• [Exercise]
How many lines in the records below contain the word "JSON"? Answer with the number only.

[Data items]
·····
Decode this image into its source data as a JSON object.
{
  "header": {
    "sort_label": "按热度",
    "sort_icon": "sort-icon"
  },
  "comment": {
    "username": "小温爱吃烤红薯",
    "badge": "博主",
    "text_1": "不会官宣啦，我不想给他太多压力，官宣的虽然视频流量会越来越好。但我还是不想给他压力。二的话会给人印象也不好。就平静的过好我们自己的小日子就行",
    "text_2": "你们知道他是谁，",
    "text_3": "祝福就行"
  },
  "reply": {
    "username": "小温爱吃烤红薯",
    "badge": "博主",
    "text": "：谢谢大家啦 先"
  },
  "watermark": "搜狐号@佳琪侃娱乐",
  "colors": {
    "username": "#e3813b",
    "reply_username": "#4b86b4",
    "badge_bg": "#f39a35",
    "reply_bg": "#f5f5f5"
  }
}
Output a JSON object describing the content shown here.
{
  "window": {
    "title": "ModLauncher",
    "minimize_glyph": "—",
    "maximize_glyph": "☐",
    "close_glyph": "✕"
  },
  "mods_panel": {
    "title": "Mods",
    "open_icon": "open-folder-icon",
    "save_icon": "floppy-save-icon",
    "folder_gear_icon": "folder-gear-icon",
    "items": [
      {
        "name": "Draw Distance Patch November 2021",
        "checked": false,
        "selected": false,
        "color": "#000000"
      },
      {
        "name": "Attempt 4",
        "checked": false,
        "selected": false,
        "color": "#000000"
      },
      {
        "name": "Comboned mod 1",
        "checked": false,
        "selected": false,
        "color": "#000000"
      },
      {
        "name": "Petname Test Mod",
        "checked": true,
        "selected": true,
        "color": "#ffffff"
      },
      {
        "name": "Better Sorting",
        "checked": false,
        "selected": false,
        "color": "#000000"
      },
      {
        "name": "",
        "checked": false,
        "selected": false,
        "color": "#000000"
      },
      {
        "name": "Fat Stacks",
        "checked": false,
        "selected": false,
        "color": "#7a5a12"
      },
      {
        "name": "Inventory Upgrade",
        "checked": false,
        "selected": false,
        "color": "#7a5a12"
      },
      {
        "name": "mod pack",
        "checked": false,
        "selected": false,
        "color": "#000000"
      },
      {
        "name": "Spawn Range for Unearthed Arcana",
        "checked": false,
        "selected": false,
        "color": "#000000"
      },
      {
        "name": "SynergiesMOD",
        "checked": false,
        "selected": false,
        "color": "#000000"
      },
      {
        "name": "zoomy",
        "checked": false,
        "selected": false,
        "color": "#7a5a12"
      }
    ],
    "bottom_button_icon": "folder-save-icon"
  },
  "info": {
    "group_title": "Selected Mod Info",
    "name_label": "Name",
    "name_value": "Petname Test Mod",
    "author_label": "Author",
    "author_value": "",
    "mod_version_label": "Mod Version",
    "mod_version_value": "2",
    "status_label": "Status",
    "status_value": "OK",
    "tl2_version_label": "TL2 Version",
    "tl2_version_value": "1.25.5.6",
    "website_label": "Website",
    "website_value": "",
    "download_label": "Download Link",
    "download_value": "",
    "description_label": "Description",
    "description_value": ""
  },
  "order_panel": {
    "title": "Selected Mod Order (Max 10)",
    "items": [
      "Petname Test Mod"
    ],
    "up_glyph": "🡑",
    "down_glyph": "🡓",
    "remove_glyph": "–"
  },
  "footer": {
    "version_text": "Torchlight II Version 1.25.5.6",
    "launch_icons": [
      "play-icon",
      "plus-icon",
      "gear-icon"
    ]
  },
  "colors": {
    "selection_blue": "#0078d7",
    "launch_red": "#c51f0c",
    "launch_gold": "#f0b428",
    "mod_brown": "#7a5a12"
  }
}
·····
• [Answer for this exercise]
2